Problem to solve:
Each line below is to be set down again exactly.

Given entries:

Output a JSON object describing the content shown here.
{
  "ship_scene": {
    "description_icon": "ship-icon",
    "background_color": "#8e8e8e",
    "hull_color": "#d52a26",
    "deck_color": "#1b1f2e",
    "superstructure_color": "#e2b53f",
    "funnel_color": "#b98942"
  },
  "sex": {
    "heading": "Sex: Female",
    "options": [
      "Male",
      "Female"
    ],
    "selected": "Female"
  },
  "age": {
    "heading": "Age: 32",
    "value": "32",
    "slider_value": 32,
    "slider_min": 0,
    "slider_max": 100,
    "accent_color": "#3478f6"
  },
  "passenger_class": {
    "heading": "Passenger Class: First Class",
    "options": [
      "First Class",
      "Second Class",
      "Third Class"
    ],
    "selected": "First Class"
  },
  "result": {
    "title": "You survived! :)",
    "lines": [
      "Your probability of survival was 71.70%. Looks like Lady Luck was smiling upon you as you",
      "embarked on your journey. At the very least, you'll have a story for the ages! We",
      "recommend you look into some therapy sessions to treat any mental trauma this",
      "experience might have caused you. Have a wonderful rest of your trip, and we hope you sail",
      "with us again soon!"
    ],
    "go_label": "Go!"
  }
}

Answer for the task:
Output a JSON object describing the content shown here.
{
  "ship_scene": {
    "description_icon": "ship-icon",
    "background_color": "#8e8e8e",
    "hull_color": "#d52a26",
    "deck_color": "#1b1f2e",
    "superstructure_color": "#e2b53f",
    "funnel_color": "#b98942"
  },
  "sex": {
    "heading": "Sex: Female",
    "options": [
      "Male",
      "Female"
    ],
    "selected": "Female"
  },
  "age": {
    "heading": "Age: 32",
    "value": "32",
    "slider_value": 32,
    "slider_min": 0,
    "slider_max": 100,
    "accent_color": "#3478f6"
  },
  "passenger_class": {
    "heading": "Passenger Class: First Class",
    "options": [
      "First Class",
      "Second Class",
      "Third Class"
    ],
    "selected": "First Class"
  },
  "result": {
    "title": "You survived! :)",
    "lines": [
      "Your probability of survival was 71.70%. Looks like Lady Luck was smiling upon you as you",
      "embarked on your journey. At the very least, you'll have a story for the ages! We",
      "recommend you look into some therapy sessions to treat any mental trauma this",
      "experience might have caused you. Have a wonderful rest of your trip, and we hope you sail",
      "with us again soon!"
    ],
    "go_label": "Go!"
  }
}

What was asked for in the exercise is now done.